After I finished the Lord of the Rings series for the first time as a child I remember putting the final book down and being filled with such a poignant sadness because it was over, yet it was a sadness that was only poignant because it was filled with so much hope. Frodo and the fellowship had won the day and it seemed like everything bad might just “come un-true,” but the pain they experienced on the journey left them all scarred in some way and in the end the only place they could turn for solace was in the Grey Havens, to the “far green country and to a swift sunrise.”
It was a complicated emotion for a young child to feel. In some way or another I’ve been chasing that feeling ever since. All my favorite pieces of art capture that sad hope. I take it as a sign that I am not at home in this world and as a promise that this journey that seems like lost wandering is truly a homecoming. I take it as my truest religious sense, which art helps me to awaken. Awake, I am able to look out at the world and see the tragedy of its bondage and long for it too to experience it’s promised awakening.

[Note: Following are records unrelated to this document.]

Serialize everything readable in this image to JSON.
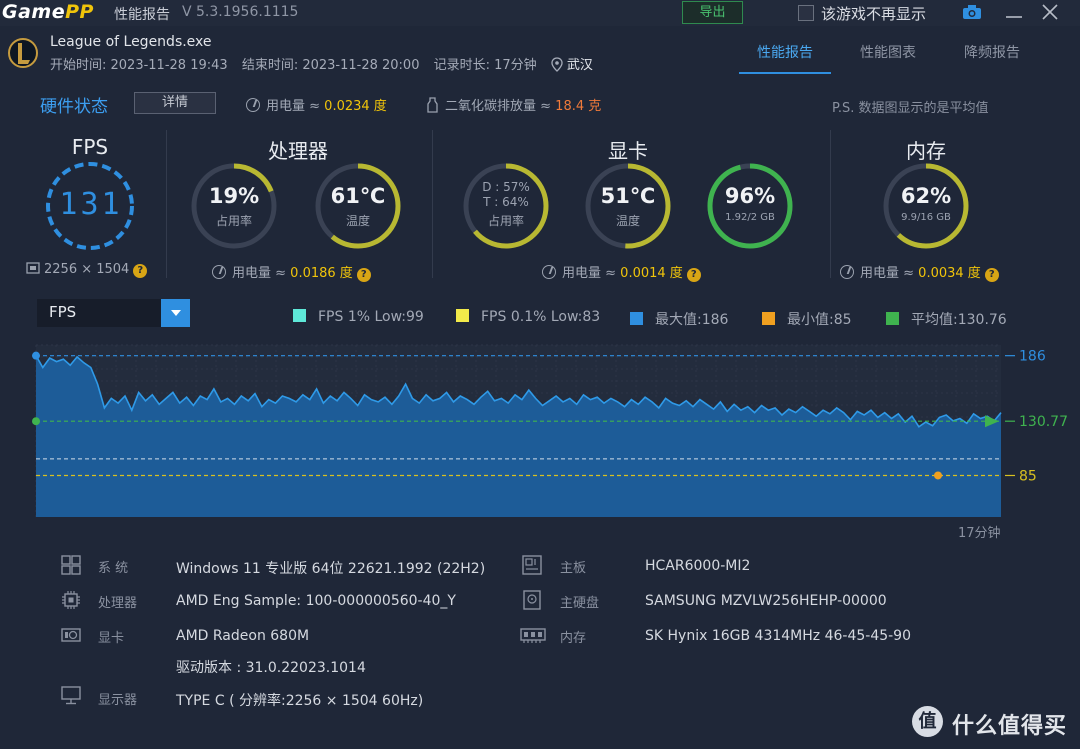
{
  "app": {
    "logo_part1": "Game",
    "logo_part2": "PP",
    "title": "性能报告",
    "version": "V 5.3.1956.1115",
    "export_label": "导出",
    "hide_label": "该游戏不再显示"
  },
  "game": {
    "name": "League of Legends.exe",
    "start": "开始时间: 2023-11-28 19:43",
    "end": "结束时间: 2023-11-28 20:00",
    "duration": "记录时长: 17分钟",
    "city": "武汉"
  },
  "tabs": [
    "性能报告",
    "性能图表",
    "降频报告"
  ],
  "status": {
    "title": "硬件状态",
    "detail_label": "详情",
    "power_label": "用电量 ≈ ",
    "power_value": "0.0234 度",
    "co2_label": "二氧化碳排放量 ≈ ",
    "co2_value": "18.4 克",
    "note": "P.S. 数据图显示的是平均值"
  },
  "sections": {
    "fps": "FPS",
    "cpu": "处理器",
    "gpu": "显卡",
    "mem": "内存"
  },
  "fps": {
    "value": "131",
    "resolution": "2256 × 1504"
  },
  "cpu": {
    "usage": "19%",
    "usage_label": "占用率",
    "usage_frac": 0.19,
    "temp": "61℃",
    "temp_label": "温度",
    "temp_frac": 0.61,
    "power_label": "用电量 ≈ ",
    "power_value": "0.0186 度"
  },
  "gpu": {
    "d": "D : 57%",
    "t": "T : 64%",
    "usage_label": "占用率",
    "usage_frac": 0.64,
    "temp": "51℃",
    "temp_label": "温度",
    "temp_frac": 0.51,
    "vram": "96%",
    "vram_detail": "1.92/2 GB",
    "vram_frac": 0.96,
    "power_label": "用电量 ≈ ",
    "power_value": "0.0014 度"
  },
  "mem": {
    "usage": "62%",
    "detail": "9.9/16 GB",
    "usage_frac": 0.62,
    "power_label": "用电量 ≈ ",
    "power_value": "0.0034 度"
  },
  "chart_controls": {
    "selector": "FPS"
  },
  "legend": [
    {
      "label": "FPS 1% Low:99",
      "color": "#5ee8d8"
    },
    {
      "label": "FPS 0.1% Low:83",
      "color": "#f2ea4a"
    },
    {
      "label": "最大值:186",
      "color": "#2f8fe0"
    },
    {
      "label": "最小值:85",
      "color": "#f0a020"
    },
    {
      "label": "平均值:130.76",
      "color": "#3fb34f"
    }
  ],
  "chart_data": {
    "type": "area",
    "title": "",
    "xlabel": "17分钟",
    "ylabel": "",
    "ylim": [
      50,
      195
    ],
    "ref_lines": [
      {
        "label": "186",
        "value": 186,
        "color": "#2f8fe0"
      },
      {
        "label": "130.77",
        "value": 130.77,
        "color": "#3fb34f"
      },
      {
        "label": "85",
        "value": 85,
        "color": "#d8c020"
      }
    ],
    "one_percent_low": 99,
    "point_0_1_percent_low": 83,
    "series": [
      {
        "values": [
          186,
          176,
          184,
          181,
          183,
          178,
          185,
          180,
          176,
          162,
          142,
          150,
          146,
          152,
          140,
          155,
          148,
          153,
          145,
          150,
          155,
          146,
          151,
          144,
          152,
          149,
          158,
          147,
          150,
          145,
          152,
          148,
          154,
          143,
          149,
          146,
          152,
          150,
          147,
          153,
          149,
          158,
          146,
          152,
          148,
          155,
          150,
          144,
          153,
          149,
          147,
          151,
          145,
          152,
          162,
          150,
          146,
          153,
          148,
          150,
          155,
          147,
          152,
          149,
          145,
          151,
          156,
          148,
          150,
          146,
          153,
          149,
          157,
          150,
          144,
          148,
          152,
          147,
          150,
          145,
          153,
          149,
          151,
          146,
          150,
          147,
          143,
          149,
          145,
          151,
          147,
          142,
          150,
          146,
          144,
          148,
          143,
          149,
          145,
          141,
          147,
          139,
          145,
          140,
          143,
          138,
          144,
          140,
          142,
          136,
          141,
          138,
          143,
          139,
          135,
          140,
          137,
          142,
          138,
          132,
          139,
          136,
          140,
          134,
          138,
          133,
          137,
          130,
          135,
          126,
          130,
          127,
          134,
          136,
          131,
          133,
          129,
          137,
          133,
          135,
          131,
          138
        ]
      }
    ]
  },
  "system": [
    {
      "label": "系  统",
      "value": "Windows 11 专业版 64位 22621.1992 (22H2)"
    },
    {
      "label": "处理器",
      "value": "AMD Eng Sample: 100-000000560-40_Y"
    },
    {
      "label": "显卡",
      "value": "AMD Radeon 680M"
    },
    {
      "label": "",
      "value": "驱动版本 : 31.0.22023.1014"
    },
    {
      "label": "显示器",
      "value": "TYPE C ( 分辨率:2256 × 1504 60Hz)"
    },
    {
      "label": "主板",
      "value": "HCAR6000-MI2"
    },
    {
      "label": "主硬盘",
      "value": "SAMSUNG MZVLW256HEHP-00000"
    },
    {
      "label": "内存",
      "value": "SK Hynix 16GB 4314MHz 46-45-45-90"
    }
  ],
  "watermark": {
    "icon_text": "值",
    "text": "什么值得买"
  }
}
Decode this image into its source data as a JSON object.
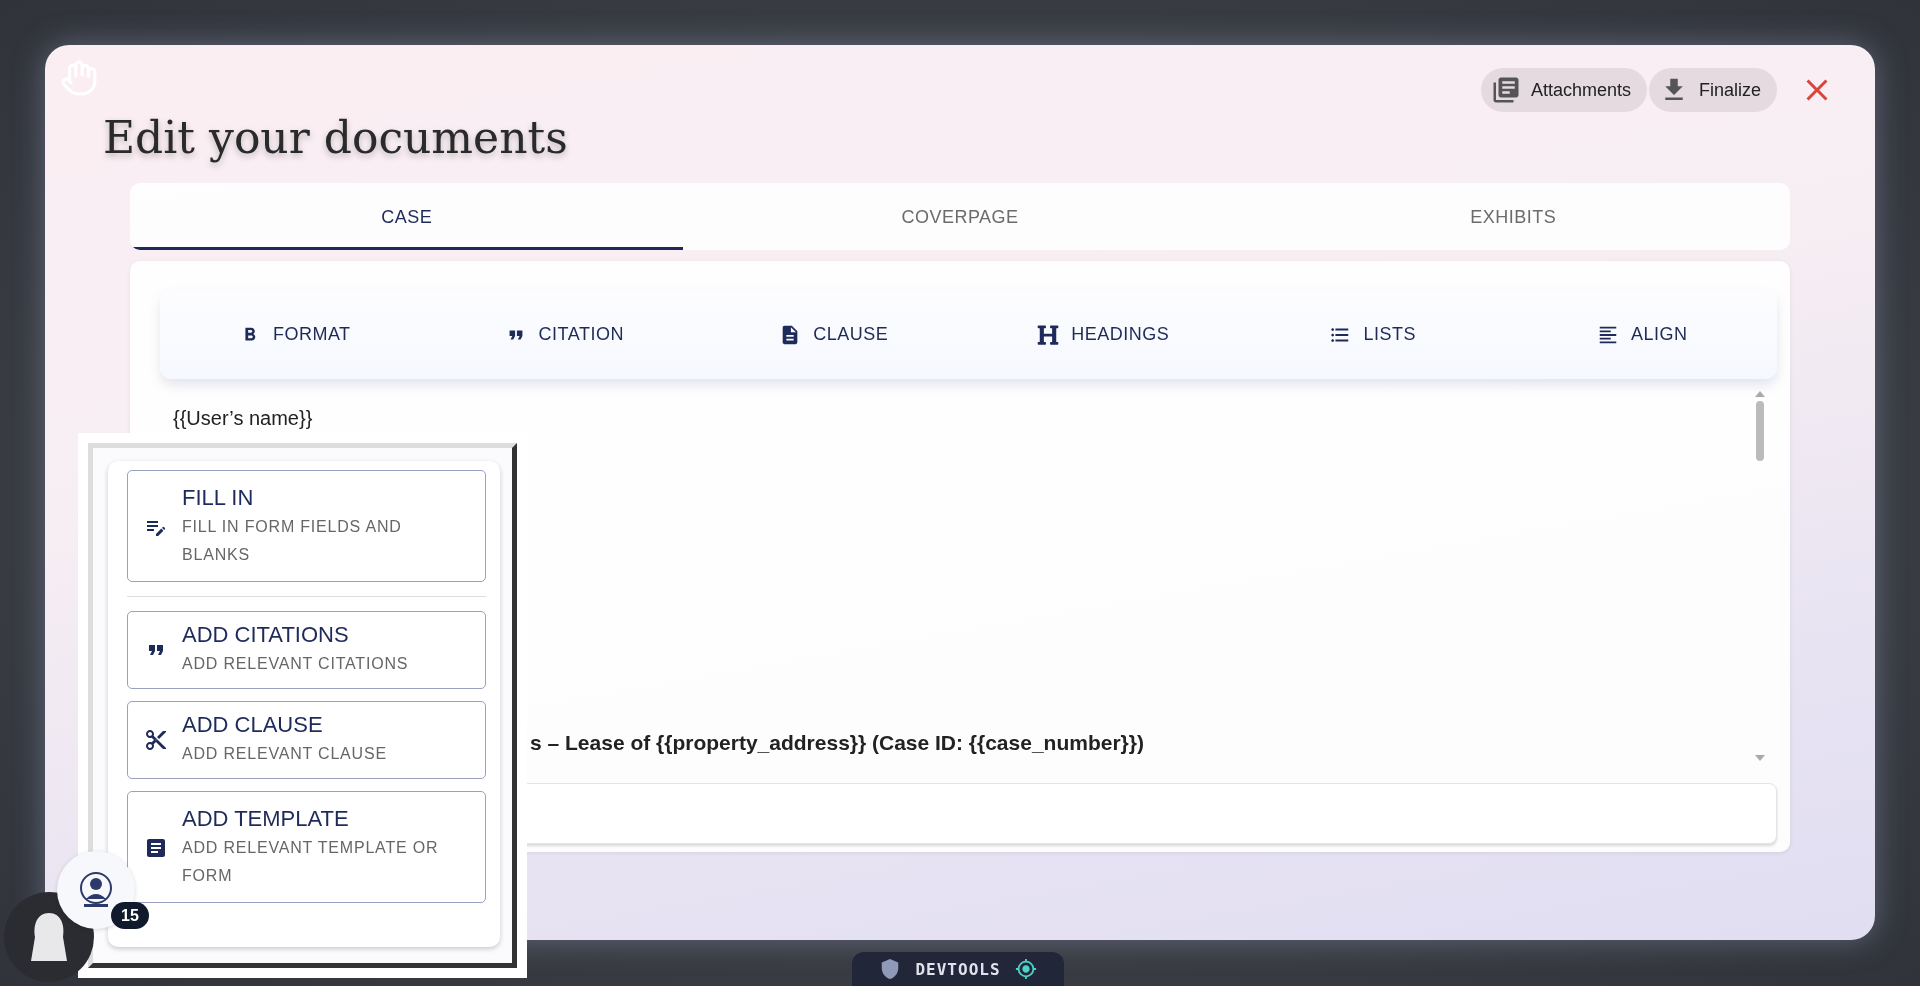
{
  "window": {
    "title": "Edit your documents"
  },
  "header_actions": [
    {
      "label": "Attachments",
      "kind": "attachments"
    },
    {
      "label": "Finalize",
      "kind": "finalize"
    }
  ],
  "tabs": [
    {
      "label": "CASE",
      "selected": true
    },
    {
      "label": "COVERPAGE",
      "selected": false
    },
    {
      "label": "EXHIBITS",
      "selected": false
    }
  ],
  "toolbar": [
    {
      "label": "FORMAT",
      "kind": "bold"
    },
    {
      "label": "CITATION",
      "kind": "quote"
    },
    {
      "label": "CLAUSE",
      "kind": "file"
    },
    {
      "label": "HEADINGS",
      "kind": "heading"
    },
    {
      "label": "LISTS",
      "kind": "list"
    },
    {
      "label": "ALIGN",
      "kind": "align"
    }
  ],
  "editor": {
    "lines": [
      {
        "text": "{{User’s name}}",
        "kind": "plain"
      },
      {
        "text": "s – Lease of {{property_address}} (Case ID: {{case_number}})",
        "kind": "heading"
      }
    ]
  },
  "popup": {
    "items": [
      {
        "title": "FILL IN",
        "subtitle": "FILL IN FORM FIELDS AND BLANKS",
        "kind": "fill"
      },
      {
        "title": "ADD CITATIONS",
        "subtitle": "ADD RELEVANT CITATIONS",
        "kind": "citation"
      },
      {
        "title": "ADD CLAUSE",
        "subtitle": "ADD RELEVANT CLAUSE",
        "kind": "clause"
      },
      {
        "title": "ADD TEMPLATE",
        "subtitle": "ADD RELEVANT TEMPLATE OR FORM",
        "kind": "template"
      }
    ]
  },
  "assistant": {
    "badge": "15"
  },
  "devtools": {
    "label": "DEVTOOLS"
  }
}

Finishing Harry Potter again recently I could not stop thinking about The Lord of the Rings. J. K. Rowling has created a story as powerful and original as Tolkien’s, awakening the same longings in me for justice and truth, and promising their inevitable fulfillment. It may seem “childish” to react so deeply to a children’s book, but, if so, it says more about the world of adults than it does of the world of children.
Each book in the Harry Potter series is a story in and of itself, but each of them contributes to the larger story going on in the whole series, which culminates in the seventh book. If you have not read it yet, let me say that the culmination does not disappoint. Rowling satisfactorily answers the questions she raises, and as you turn the last page of the book you find that you were being prepared for the moment from the very first page of the first book. It all holds together in the most wonderful way like few stories I have read.
Rowling has received much criticism for her books, much of it, I am sorry to say, coming from the Christian community. The stories concern magic and wizards and some have accused Rowling of writing the occult into her books. (Jerram Barrs addresses this concern and more in part one and two of his lectures: Harry Potter and the Triumph of Sacrifical Love. I recommend them.)
It is an important question, because it calls into question the moral value of reading these stories. The first answer one might give is to point out is that while these stories involve magic and wizardry the stories are also happening in a moral world. Evil is shown as being really evil, with disgusting consequences. Rowling makes you love the people you are supposed to love in a moral universe. Harry Potter and his friends are children any parent would want their kids to grow up and be like. They love each other dearly, and, while they are not perfect, the series is full of instances of the reconciliation, redemption, and forgiveness that true community draws out of us. The magic in the Harry Potter series is portrayed as being a tool like any other, neutral in itself. Its goodness or badness depends on the person who uses it.
There is so much to be said about the parallels the themes of the books have with the Christian worldview. They show that evil falls back on itself and bears its own judgment within it. Rowling has written a complex understanding of idolatry into her stories. In the seventh book, Harry comes across a verse of the Bible scrawled into a tombstone which puts voice to one of the books themes. The verse says, “Where your treasure is, there your heart will be also.” The verse is like a key to understanding each characters motivations, just as it is in life. The series mirrors the Biblical worldview in that it plays out in a world that has gone terribly wrong, and the drama is the work of putting it to rights again. There is a climax and good wins, however, there are also echoes of a deeper hope beyond death, as another Bible verse on a tombstone suggests, “the last enemy to be destroyed is death.”
Finally, you cannot talk about the parallels between Harry Potter and the Biblical worldview without talking about what the books say about the triumph of sacrificial love. In each book Harry sacrifices himself to stop evil from happening to his friends. In this he is a true hero, and, at the end of the series, we find that this is exactly why he is able to overcome. He has as deeper magic than all Voldemort’s might, which Voldemort does not know about. It is the magic of love, and the series portrays the truth of Christ’s words when he said, “greater love has no one than this, that he lay down his life for his friends.”
I am reminded of what another great english writer, C. S. Lewis, said to a young boy who was worried that he loved Aslan, Lewis’s mythical lion in the Narnia series, more than he loved Jesus. Lewis told the boy that his love for Aslan was the same thing as his love for Jesus, that Aslan could help him love Jesus better. The Harry Potter series makes me love Jesus more and draws me to worship God because of his gifts to writers like Rowling and for seeing the Great Drama played out in miniature on the page.
I recommend the books to you and to your children. I will certainly read them to mine.